Pat Shingleton: "Old Phrases..."
We recently recognized why bride’s carried a bouquet at a wedding to not throwing out the baby with the bath water. When it was raining cats and dogs in the 1500s the animals were actually falling from thatched roofs. Another tidbit from that era was the floor of dirt. Only the wealthy had slate floors and during wet weather a layer of thresh was placed on the slippery surface for better footing. During the winter months, piles of thresh would cover the doorway and once opened, the thresh would spill onto the entryway, creating the word “threshold.” In the kitchen a large kettle hung over the fire with the daily task of stoking the fire and adding vegetables to the pot. Leftovers would chill overnight and the process would continue leading to the rhyme, "Peas’ porridge hot, peas’ porridge cold, peas’ porridge in the pot nine days old." With limited access to food stuffs, a slab of bacon became a sign of wealth and the recognition that a man "could really bring home the bacon" and sharing the bacon led to the guests "chewing the fat." Only the well-to-do had plates of pewter while the poor used wooden bowls called trenchers. The trenchers were rarely washed and bacteria and worms got into the wood causing cases of "trench mouth" for those that used the bowls. Finally, the English ran out of places to bury people and would re-use graves. Some relocated coffins displayed inside scratch marks for those buried alive.
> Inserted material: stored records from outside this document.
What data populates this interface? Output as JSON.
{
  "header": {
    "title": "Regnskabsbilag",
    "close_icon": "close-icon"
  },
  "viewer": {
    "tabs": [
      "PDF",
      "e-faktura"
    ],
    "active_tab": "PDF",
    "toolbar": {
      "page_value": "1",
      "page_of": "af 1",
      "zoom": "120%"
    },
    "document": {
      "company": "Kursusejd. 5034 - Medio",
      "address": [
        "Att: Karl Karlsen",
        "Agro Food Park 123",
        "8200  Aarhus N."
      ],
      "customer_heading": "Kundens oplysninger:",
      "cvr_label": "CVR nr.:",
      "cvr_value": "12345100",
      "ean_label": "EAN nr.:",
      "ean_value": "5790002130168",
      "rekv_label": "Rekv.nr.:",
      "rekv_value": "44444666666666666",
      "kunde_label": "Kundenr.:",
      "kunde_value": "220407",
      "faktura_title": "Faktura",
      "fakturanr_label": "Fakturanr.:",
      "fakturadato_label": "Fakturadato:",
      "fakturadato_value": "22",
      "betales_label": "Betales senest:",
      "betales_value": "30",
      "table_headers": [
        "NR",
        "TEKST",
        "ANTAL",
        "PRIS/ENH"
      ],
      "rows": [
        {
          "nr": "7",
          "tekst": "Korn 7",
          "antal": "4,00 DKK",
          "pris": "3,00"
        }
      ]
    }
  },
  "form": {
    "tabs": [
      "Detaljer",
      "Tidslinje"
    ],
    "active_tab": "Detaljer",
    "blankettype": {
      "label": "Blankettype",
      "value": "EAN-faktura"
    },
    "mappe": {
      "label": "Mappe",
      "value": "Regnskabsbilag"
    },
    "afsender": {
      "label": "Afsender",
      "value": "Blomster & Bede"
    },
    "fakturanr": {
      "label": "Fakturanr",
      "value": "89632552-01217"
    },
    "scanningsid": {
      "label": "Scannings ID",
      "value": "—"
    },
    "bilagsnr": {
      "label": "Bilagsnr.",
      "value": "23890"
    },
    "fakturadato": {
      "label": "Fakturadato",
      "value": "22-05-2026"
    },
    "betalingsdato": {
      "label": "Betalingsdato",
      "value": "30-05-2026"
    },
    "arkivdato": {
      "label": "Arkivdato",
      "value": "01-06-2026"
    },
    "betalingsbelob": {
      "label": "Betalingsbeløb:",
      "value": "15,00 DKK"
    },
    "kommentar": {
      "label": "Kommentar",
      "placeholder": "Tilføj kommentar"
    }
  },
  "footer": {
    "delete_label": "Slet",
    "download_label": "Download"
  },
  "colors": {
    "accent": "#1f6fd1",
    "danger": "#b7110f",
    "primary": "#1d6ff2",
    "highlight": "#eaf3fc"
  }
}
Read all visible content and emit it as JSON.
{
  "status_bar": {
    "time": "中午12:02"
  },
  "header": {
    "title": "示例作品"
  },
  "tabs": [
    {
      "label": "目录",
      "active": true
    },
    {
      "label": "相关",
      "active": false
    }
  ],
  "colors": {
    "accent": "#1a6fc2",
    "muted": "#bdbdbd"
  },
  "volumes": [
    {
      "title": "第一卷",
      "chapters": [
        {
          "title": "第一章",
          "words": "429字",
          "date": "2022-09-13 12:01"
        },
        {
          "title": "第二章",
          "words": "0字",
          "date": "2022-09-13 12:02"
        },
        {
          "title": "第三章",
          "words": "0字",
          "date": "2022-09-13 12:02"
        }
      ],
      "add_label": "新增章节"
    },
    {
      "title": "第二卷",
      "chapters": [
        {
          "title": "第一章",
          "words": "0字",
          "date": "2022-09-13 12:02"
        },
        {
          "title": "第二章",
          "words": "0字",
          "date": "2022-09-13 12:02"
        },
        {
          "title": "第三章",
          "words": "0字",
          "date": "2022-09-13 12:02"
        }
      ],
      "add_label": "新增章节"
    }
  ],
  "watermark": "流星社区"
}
A string was tied on the wrist of a dead person and re-connnected to an above-ground bell.. Someone on the "graveyard shift" would identify a "dead ringer" or someone "saved by the bell."